Max Biaggi proved a point to start the first 2011 World Superbike race at home at Monza by being on the pole, breaking speed records and blowing away his own times along the way. The reigning Champion dominated Saturday’s Superpole sessions, going so far as to flog his Aprilia around the circuit whilst the rest of the riders sat in the garages, comfortable with Biaggi’s position. Eugene Laverty, Jonathan Rea, and Troy Corser joined him in starting on the front row, with Laverty’s lap time more than six tenths slower than Biaggi’s.

Even after dominating qualifying through the first three rounds, Carlos Checa had to settle for an eleventh starting position.
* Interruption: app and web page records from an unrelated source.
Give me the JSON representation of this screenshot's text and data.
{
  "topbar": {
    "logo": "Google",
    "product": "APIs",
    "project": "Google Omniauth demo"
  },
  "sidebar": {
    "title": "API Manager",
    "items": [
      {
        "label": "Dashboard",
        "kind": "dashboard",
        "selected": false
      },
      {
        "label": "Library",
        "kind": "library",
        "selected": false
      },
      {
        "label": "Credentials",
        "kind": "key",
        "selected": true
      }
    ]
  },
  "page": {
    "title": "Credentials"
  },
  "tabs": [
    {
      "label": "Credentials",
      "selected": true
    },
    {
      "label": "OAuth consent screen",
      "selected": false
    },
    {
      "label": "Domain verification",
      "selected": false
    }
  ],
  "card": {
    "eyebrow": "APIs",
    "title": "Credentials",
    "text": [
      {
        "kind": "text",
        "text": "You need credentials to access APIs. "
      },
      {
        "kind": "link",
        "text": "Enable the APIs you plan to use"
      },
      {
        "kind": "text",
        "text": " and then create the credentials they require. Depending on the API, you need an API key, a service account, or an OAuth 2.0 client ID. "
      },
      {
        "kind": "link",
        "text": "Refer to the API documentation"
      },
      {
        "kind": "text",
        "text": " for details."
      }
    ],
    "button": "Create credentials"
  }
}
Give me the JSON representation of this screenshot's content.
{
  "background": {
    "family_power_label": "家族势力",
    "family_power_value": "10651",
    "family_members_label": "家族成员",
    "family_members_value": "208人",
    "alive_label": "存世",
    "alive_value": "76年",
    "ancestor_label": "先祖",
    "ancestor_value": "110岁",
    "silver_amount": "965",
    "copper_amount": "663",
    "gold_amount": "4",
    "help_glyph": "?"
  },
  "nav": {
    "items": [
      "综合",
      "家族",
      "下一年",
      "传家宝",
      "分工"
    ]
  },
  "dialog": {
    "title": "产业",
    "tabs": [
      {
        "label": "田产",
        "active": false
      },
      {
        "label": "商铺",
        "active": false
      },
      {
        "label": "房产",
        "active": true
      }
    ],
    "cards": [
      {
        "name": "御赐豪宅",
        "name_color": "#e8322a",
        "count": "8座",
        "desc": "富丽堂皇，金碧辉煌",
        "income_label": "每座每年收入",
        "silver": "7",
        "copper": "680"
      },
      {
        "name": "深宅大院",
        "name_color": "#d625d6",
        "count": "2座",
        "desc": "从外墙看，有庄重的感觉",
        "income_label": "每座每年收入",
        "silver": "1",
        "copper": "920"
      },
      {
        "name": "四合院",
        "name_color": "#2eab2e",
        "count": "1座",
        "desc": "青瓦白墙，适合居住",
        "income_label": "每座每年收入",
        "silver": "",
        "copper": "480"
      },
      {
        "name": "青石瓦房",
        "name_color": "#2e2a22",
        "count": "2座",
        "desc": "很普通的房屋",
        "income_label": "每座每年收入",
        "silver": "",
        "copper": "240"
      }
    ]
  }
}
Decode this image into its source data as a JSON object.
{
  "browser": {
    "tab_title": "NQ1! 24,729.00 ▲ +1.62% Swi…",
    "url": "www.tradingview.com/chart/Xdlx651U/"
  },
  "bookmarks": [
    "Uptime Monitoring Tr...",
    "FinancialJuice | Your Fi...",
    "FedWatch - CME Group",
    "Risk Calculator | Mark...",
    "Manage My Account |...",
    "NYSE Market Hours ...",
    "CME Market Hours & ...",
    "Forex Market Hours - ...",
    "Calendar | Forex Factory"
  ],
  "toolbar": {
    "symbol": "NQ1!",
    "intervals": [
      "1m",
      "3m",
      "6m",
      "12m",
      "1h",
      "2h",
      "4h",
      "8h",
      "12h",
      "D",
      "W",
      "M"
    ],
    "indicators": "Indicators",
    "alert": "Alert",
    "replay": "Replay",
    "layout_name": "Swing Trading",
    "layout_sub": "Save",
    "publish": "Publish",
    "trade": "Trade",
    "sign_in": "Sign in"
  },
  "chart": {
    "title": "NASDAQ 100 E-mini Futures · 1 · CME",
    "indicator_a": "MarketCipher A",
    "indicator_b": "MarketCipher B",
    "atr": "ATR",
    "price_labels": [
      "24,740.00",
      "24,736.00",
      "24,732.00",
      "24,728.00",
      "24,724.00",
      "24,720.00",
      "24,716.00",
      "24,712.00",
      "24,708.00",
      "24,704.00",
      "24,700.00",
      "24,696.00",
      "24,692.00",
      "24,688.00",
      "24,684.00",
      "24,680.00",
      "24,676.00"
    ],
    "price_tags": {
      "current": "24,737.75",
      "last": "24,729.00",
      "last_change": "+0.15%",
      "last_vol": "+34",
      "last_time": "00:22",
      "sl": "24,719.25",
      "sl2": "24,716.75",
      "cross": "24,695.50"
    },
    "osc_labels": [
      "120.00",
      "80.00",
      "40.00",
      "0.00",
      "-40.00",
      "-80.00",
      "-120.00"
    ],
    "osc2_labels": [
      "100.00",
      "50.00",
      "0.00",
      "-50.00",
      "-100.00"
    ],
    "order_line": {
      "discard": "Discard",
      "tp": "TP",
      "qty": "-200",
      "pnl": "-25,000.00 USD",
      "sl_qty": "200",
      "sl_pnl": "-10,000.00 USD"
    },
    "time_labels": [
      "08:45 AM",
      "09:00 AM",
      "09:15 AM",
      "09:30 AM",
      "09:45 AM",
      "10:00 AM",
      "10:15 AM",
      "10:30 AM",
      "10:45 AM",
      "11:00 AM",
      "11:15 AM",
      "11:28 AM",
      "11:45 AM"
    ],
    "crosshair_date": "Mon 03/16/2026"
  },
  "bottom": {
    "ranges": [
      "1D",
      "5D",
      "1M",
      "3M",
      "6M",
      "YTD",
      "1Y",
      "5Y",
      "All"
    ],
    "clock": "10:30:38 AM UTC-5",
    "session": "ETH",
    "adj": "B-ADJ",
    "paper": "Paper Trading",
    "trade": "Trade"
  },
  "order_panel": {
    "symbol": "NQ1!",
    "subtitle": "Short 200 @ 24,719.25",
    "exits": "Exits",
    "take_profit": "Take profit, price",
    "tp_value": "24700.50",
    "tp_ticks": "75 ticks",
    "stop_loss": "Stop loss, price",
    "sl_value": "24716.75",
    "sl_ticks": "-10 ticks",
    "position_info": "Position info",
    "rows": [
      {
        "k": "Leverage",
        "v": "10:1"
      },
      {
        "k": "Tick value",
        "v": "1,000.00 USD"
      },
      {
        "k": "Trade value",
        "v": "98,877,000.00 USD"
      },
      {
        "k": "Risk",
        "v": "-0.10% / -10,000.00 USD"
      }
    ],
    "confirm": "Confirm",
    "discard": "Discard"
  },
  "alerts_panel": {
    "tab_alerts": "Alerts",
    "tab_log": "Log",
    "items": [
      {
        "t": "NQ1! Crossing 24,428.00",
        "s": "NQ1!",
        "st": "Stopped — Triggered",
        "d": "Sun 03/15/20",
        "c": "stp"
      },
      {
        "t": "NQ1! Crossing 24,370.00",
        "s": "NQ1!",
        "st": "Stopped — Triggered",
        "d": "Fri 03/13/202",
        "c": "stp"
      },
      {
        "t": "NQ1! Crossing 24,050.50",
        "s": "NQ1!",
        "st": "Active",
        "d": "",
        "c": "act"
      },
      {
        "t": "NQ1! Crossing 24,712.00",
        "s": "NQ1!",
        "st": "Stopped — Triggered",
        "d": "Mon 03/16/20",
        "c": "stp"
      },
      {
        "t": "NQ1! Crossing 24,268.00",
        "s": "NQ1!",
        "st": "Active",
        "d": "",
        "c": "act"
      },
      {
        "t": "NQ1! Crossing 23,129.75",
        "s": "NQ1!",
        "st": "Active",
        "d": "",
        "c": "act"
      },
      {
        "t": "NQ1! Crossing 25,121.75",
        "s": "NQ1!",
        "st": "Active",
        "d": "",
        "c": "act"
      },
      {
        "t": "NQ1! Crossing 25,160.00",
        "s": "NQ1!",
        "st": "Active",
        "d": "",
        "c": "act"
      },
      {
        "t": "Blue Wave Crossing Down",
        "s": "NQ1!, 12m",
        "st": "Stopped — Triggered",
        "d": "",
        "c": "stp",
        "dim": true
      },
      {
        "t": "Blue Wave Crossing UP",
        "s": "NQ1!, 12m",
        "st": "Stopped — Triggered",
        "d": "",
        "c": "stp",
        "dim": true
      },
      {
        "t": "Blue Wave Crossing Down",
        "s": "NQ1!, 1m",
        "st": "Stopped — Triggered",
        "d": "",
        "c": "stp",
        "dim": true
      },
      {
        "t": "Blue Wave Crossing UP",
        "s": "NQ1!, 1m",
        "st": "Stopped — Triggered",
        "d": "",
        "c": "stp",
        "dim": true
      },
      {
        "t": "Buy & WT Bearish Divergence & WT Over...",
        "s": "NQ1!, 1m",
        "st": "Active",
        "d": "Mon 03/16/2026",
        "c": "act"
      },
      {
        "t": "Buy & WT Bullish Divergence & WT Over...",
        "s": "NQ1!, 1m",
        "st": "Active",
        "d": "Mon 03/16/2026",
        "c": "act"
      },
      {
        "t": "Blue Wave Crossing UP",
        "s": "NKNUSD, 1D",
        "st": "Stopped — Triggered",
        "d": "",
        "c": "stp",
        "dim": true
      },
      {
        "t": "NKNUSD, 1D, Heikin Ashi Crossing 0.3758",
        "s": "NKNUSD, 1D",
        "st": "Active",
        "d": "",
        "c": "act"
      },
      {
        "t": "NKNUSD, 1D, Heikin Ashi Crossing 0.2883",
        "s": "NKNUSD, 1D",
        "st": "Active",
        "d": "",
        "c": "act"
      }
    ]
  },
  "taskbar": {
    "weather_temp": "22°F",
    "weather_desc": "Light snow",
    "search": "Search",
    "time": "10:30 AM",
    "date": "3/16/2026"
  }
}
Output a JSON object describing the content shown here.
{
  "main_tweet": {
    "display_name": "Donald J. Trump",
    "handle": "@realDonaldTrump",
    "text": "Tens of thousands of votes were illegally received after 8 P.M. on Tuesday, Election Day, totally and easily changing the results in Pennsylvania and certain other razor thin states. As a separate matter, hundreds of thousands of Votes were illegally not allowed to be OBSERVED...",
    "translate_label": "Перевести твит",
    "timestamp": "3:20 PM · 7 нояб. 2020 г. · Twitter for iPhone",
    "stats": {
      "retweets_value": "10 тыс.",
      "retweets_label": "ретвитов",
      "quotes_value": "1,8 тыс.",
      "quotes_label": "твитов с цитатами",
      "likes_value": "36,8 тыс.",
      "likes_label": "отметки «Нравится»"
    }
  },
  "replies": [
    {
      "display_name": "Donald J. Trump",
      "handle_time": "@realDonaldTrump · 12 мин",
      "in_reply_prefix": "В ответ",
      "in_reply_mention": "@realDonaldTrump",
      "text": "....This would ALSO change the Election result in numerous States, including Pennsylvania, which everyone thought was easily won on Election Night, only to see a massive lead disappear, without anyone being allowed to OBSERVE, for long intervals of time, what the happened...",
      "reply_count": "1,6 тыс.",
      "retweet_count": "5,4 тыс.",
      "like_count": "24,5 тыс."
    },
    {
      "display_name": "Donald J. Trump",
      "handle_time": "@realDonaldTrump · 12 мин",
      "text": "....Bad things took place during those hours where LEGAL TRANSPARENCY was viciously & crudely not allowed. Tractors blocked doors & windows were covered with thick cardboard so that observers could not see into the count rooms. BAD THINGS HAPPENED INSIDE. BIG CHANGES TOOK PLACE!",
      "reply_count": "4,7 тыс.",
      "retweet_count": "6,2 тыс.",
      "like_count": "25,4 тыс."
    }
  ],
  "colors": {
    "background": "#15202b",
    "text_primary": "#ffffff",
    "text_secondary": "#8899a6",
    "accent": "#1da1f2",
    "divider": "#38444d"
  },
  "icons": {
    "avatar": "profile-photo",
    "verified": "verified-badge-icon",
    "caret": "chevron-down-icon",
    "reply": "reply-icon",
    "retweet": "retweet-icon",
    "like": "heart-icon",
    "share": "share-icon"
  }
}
Meanwhile, those who have not had such good fortune through the early season continued with their bad luck. James Toseland, set to make his return after a testing injury kept him from Donington Park and Assen, participated in Friday’s sessions, but not the final qualifying practice. Nor did he race, though he was busy signing autographs with that injured wrist through the weekend.

WSBK: Close Racing Shakes Up the Order in Race 1 at Assen

04/17/2011 @ 10:42 am, by Victoria ReidComments Off on WSBK: Close Racing Shakes Up the Order in Race 1 at Assen

Carlos Checa started on his third straight pole of the 2011 World Superbike season at Assen, with Jakub Smrz, Eugene Laverty, and Noriyuki Haga sitting beside him on the front row after Saturday’s qualifying. Despite similar cool temperatures and a grey sky, considerably less drama surrounded the paddock Saturday in Assen than three weeks previously at Donington Park.

A contrite Max Biaggi started sixth, while rival Marco Melandri crashed on his final run in Q3 and qualified eighth. Melandri was unhurt, though teammate Laverty’s position on the front row showed the sort of pace their Yamahas were capable of for qualifying.

Second place starter Smrz had led most of the early practice and qualifying sessions, only to be beaten by tire management, as Checa was the only rider with a fresh qualifying tire for the final Q3 session. Chris Vermeulen did not make Superpole, but did start the race, after spending most of his time between Donington and this race testing his recovering knee across Europe.

The also-injured James Toseland was replaced by Dutch rider Barry Veneman after a testing crash left him unable to compete. Sunday morning was sunny, with Camier taking the lead during the morning warm-up. Haslam, Checa, Rea, and Melandri completed the fastest five, while Smrz was fourteenth, Laverty eighteenth, and Vermeulen nineteenth.